Imagine this walk from the tomb. It’s now the third day. And these guards are walking away from the tomb they were supposed to be guarding. There is a hole in the ground. It’s empty.

And they are heading back to their bosses to report what happens. Imagine how long of a walk this must have been.

We read in verse 11 of this summary. “they went into the city and told the chief priests all that had taken place.”

What is this? Well they would’ve told them about the angels, the women, the empty tomb. Can you imagine this?

Well the leaders make a plan. They get their leaders together and put their heads together.

First, they determine to pay the soldiers off.

Second, they come up with a story, “Tell people, ‘his disciples came by night and stole him away while we were asleep.’”

Third, they make a promise to spin the story before Pilate, so as to protect them from the certain death.

Finally, they agree and set this in motion.

But there are some questions about this plan, aren’t there?
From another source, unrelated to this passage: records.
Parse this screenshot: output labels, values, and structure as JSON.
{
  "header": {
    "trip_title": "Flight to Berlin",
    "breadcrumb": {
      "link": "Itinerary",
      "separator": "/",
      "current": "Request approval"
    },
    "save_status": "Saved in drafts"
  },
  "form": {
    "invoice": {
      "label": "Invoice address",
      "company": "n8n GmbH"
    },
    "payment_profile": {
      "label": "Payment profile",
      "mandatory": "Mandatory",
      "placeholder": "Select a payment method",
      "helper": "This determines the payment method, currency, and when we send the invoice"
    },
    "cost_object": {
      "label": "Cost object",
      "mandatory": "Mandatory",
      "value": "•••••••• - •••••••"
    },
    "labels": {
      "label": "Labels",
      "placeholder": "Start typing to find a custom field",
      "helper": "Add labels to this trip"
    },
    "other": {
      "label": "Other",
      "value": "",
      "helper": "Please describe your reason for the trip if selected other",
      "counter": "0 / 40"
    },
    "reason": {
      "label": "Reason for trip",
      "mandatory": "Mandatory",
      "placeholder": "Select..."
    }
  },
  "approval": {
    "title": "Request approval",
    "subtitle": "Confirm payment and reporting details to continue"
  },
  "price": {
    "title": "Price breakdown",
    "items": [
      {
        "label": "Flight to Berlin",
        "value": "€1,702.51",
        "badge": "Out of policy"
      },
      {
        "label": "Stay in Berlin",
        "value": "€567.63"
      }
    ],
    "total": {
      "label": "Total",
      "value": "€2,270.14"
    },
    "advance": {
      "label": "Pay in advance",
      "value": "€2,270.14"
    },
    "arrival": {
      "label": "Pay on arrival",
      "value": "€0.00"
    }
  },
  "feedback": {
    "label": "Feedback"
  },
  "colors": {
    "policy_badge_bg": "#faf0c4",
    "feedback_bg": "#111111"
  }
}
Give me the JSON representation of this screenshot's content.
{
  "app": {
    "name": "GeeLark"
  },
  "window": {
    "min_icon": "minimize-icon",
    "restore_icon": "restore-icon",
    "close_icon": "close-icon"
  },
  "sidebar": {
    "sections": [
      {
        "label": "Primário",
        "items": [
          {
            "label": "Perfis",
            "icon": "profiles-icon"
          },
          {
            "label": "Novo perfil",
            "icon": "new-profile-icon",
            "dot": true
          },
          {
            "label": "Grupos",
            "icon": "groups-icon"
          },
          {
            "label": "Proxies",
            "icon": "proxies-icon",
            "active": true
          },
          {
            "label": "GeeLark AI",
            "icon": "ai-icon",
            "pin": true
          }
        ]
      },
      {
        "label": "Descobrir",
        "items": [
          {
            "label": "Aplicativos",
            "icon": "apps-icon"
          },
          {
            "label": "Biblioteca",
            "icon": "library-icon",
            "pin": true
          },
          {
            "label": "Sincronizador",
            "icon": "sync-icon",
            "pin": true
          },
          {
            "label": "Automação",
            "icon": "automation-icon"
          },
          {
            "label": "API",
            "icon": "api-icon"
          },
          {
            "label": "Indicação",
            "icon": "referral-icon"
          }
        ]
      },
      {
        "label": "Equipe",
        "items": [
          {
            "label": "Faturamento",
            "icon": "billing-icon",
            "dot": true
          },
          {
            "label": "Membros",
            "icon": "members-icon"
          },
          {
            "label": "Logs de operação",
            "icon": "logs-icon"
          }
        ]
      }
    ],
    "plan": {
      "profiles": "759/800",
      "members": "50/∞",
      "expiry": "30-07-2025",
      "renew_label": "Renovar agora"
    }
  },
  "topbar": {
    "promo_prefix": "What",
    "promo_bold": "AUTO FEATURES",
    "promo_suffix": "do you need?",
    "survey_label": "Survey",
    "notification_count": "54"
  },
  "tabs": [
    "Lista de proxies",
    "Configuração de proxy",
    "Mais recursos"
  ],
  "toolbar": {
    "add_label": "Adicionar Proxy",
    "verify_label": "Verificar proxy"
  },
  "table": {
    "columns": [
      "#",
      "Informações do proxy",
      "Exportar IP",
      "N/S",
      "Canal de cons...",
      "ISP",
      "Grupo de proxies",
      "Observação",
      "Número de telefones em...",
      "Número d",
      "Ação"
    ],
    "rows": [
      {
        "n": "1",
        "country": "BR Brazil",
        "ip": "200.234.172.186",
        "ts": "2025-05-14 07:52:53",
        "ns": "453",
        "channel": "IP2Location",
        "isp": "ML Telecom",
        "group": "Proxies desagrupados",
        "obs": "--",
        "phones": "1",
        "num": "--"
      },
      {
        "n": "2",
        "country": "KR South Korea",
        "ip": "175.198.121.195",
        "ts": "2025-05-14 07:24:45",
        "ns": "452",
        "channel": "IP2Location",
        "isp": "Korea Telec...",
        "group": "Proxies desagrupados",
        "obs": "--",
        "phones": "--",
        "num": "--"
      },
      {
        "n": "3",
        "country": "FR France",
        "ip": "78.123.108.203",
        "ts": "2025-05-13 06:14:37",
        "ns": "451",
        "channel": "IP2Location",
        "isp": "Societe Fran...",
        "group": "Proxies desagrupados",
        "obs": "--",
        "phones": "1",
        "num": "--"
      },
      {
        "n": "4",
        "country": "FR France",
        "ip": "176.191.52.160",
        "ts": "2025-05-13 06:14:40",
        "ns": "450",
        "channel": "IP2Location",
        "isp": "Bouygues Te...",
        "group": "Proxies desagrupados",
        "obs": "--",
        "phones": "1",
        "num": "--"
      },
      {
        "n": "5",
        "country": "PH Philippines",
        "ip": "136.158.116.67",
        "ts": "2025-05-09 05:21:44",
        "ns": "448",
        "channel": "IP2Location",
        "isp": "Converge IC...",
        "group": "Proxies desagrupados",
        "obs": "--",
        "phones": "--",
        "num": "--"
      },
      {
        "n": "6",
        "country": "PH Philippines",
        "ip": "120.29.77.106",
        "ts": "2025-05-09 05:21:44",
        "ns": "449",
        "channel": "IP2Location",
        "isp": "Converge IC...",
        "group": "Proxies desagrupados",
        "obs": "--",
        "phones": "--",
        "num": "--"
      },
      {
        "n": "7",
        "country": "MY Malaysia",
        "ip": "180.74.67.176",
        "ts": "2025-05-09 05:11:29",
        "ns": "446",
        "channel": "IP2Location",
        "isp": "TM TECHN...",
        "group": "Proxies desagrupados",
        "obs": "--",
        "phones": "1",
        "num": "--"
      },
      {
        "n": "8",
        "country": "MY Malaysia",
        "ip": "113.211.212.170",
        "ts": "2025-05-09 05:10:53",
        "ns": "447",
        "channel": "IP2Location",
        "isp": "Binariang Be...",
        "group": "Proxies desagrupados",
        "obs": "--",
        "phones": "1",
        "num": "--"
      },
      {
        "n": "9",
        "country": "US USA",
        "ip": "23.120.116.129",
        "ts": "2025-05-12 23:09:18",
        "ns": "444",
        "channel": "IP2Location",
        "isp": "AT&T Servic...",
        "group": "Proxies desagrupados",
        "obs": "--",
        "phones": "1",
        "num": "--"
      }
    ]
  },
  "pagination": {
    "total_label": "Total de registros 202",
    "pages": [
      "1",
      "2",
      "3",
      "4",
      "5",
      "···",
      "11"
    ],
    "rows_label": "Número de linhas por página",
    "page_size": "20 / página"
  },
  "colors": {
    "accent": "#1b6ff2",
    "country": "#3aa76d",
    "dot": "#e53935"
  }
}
It does seem like a plan with a number of weak planks, doesn’t it?

I don’t think the guards are in a favorable position, regardless of their recent deposit. Roman guards didn’t fare too well when the one they were guarding escaped.

I also don’t think it’s a plausible defense to identify the ones who stole the body when you are asleep. As a rule, it’s preferred that witnesses be alert and are capable of supporting their claims. Sleeping people don’t make good witnesses.

Also, the guards are saying what happened. This is miraculous. You can’t stop this.

Finally, if Jesus didn’t raise from the dead, and people said he did, all you’d have to do is ask for him. But, the problem for these leaders, is simply this, he appeared to hundreds and hundreds of people. He showed himself.

When we see the religious leaders spinning a (lame) story and paying off the guards (Mt 28:11-15) we're reminded that unbelief is content to live with many contradictions as long as it achieves relative peace and a sense of control.

But this is not real. It doesn’t last. As we see in the coming weeks and months after, Christianity explodes. It spreads to the nations.

Conclusion

It is interesting isn’t it, that the efforts by those who were unbelieving actually served to strengthen the testimony of the resurrection?

In God’s providence, he sovereignly used their unbelief to strengthen the faith of his disciples.

The appointing of the guards and the sealing of the tomb served to make this story more credible than it would have been otherwise.

The unbelievers, in their scheming, become unwitting servants to bolster the message. 

Where are you in this passage?

Are you like the skeptics, piecing together a defense to Christ that fails to satisfy your restlessness while also revealing numerous contradictions?

See that this path is not the path of life and light.

See the risen Christ.

Know that he comes to those who are weak in faith and strengthens them.

If you turn in faith to believe in him, he will certainly receive you.

Perhaps you can identify with these women at the tomb.

Like them you love Christ but your faith is often weak.

See their posture in verse 9, face down on the ground grabbing ahold of the nail-pierced feet of Jesus.

See how Jesus greets them 10 steps down the road without having it all figured out.

See his kindness. See his love. See him receive their worship.

Like them, find your faith strengthened by the truth of the resurrection.

By raising from the dead, Jesus proves that he really is the King who’s worthy of your worship.

If he has raised from the dead then he is God—he has done something that only God can do.

Therefore, you must accept everything he says as true. He is God after all.

And he deserves to be treated as such. He deserves to be worshiped.